Windhoek-The Ministry of Justice has urged the public – especially students who wish to study abroad – to get their documents authenticated as soon as possible before their departure.
Before a public document can be used in another country its origin must be authenticated
According to ministerial spokesperson Simon Idipo, an apostille is a certificate that authenticates the origin of the document.
“This needs to be done on all public documents issued by a government office or other public institutions bearing the coat of arms/seal of the Republic of Namibia or another state which is a party to the [Hague] Convention.”
Idipo explained in an event were a public document is to be used in a state which is not a state party to the convention, then the legalisation method to authenticate the origin of the document is done at the Ministry of International Relations and Cooperation.
Apostilles are being processed by the directorate of legal services and then issued by the permanent secretary or the deputy permanent secretary of the Ministry of Justice.
The documents to be authenticated range from documents originating from an authority or an official connected with the courts or tribunals of the State; including those coming from a public prosecutor, a clerk of court or a process-server, administrative documents, notarial acts, official certificates which are placed on documents signed by persons in their private capacity, such as official certificates recording the registration of document and government documents such as birth certificates, marriage certificates, school leaving certificates.

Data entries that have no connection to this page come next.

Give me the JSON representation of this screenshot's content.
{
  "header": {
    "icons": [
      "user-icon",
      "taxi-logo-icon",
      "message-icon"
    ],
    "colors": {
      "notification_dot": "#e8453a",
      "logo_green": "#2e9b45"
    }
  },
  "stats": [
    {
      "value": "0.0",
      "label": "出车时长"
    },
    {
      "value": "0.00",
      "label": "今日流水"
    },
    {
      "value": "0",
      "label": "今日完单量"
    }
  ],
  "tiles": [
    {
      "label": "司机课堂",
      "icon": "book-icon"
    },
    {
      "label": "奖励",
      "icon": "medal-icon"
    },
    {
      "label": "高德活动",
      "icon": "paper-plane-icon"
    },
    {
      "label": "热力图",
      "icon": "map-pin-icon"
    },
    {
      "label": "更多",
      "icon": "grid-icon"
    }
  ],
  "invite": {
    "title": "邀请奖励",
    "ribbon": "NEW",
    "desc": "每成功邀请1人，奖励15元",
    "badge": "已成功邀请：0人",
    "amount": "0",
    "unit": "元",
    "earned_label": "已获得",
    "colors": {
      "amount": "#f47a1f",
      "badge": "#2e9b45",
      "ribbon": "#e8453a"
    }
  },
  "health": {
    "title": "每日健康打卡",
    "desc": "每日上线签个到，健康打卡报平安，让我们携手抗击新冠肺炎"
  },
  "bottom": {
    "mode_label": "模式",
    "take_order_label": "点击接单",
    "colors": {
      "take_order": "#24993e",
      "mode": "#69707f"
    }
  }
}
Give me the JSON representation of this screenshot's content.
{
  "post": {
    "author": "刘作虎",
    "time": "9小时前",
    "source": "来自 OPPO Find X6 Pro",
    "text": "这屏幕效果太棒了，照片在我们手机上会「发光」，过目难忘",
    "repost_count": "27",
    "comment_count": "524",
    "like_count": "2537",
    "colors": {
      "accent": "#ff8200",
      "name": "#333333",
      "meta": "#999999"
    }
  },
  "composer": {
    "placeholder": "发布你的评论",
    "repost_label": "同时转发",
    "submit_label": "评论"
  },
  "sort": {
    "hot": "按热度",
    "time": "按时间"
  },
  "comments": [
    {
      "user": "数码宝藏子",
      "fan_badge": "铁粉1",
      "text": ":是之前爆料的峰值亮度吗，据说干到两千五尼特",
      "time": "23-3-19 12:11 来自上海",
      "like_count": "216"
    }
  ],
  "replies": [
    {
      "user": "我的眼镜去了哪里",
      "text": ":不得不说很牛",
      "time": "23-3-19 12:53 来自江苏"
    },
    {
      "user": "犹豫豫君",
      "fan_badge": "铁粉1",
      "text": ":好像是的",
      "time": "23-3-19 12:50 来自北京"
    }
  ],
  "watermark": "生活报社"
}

Apostilles are issued in terms of the Hague Convention of 5 October 1961 Abolishing the Requirements of Legalization for Foreign Public Documents to which Namibia agreed to in January 30, 2001.
The convention has 112 member states.